This is a problem that should not have happened for many reasons.  The particular Microsoft vulnerability that this ransomware exploits has been patched, but some companies, government agencies and individuals had not yet installed the patches when they had become available recently.  In addition, many of the affected computers were using outdated Windows operating systems, such as Windows XP which are no longer regularly updated with new security patches.  These older unsupported systems should not be used by anyone.  Microsoft has taken the unprecedented step of providing security patches for these unsupported systems now in addition to its already issued security updates for presently supported Microsoft programs.  Here is a link to an important memo from Microsoft with links to free security updates if you are still using one of those older operating systems.

Customer Guidance for WannaCrypt attacks

TIPS

This ransomware attack was primarily launched using phishing emails to lure unsuspecting people into clicking on links or downloading attachments tainted with the Wannacrypt ransomware.  As I am constantly reminding you, never click on links or download attachments until you have confirmed that they are legitimate.

You also should update all of your electronic devices with the latest security updates and patches as soon as they become available, preferably automatically.

As for protecting yourself specifically from ransomware, you should back up all of your data in at least two different platforms, such as in the Cloud and on a portable hard drive. Companies and agencies which can afford to do this, should also use Whitelisting software which prevents the installation of any unauthorized computer software programs.

Unfortunately, this is not going to be the last time that you learn about this type of story.

Scam of the day – December 31, 2016 – President takes action against Russian hackers

In the last Scam of the day for 2016 it is appropriate that we discuss the issue of Russian hacking of American organizations that occurred in 2015 and 2016 that were intended to influence the Presidential election.  Two days ago, President Obama ordered sanctions against Russia including the ejection of 35 Russians spies that the administration said were posing as diplomats and specific actions against three organizations that it said supported the hacking operations.  The possibility of further covert actions against Russia was also hinted at.

A day prior to the President’s announced sanctions, the Department of Homeland Security and the FBI issued a joint analysis report entitled “Grizzly Steppe – Russian Malicious Cyber Activity” in which it provided details about the hackings.  Here is a link to the report.

https://www.us-cert.gov/sites/default/files/publications/JAR_16-20296A_GRIZZLY%20STEPPE-2016-1229.pdf

TIPS

Although the report contains important information about Russian hacking of American institutions, the report also provides a long list of specific steps that institutions and individuals can take to avoid being a victim of cybercrime.

Here are just a few of the things that all of us as individuals should consider.
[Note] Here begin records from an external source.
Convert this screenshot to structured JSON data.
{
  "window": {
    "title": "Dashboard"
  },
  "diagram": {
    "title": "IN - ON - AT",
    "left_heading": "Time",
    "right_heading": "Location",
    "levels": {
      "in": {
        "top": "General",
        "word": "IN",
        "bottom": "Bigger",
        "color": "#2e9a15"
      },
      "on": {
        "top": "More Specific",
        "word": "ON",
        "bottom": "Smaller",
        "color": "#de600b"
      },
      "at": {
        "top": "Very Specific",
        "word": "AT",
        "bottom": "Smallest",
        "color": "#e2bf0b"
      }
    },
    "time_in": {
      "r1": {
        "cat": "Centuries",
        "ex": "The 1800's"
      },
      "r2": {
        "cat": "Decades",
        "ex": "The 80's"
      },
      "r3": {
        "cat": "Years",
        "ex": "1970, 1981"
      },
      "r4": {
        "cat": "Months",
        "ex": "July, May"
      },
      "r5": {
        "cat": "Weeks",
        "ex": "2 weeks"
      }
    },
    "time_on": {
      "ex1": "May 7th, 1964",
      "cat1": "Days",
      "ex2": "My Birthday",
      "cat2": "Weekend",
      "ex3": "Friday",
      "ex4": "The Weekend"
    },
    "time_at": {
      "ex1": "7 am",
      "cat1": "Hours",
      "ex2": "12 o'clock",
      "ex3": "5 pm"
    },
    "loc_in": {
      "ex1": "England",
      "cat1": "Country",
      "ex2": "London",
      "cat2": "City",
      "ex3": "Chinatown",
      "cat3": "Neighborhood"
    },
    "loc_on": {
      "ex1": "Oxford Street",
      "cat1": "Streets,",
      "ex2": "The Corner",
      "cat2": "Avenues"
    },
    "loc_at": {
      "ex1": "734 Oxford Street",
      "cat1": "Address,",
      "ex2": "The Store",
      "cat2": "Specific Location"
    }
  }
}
  1. Backup all important information offline.
  2. Be on the alert for spear phishing. The report emphasizes, as I have warned you about for years, that the primary cause of hacking is people clicking on links in spear phishing emails that download malware.  Use both anti-phishing security software as well as your own brain to refrain from clicking on links in emails unless you have absolutely confirmed that they are legitimate.
  3. Use strong firewalls with whitelisting configurations by which only approved applications will be allowed to be downloaded on to your computers.  This is much better than blacklisting because it protects you from threats about which you know nothing.
  4. Limit the personal information you provide on social media.
  5. Use dual factor authentication whenever possible.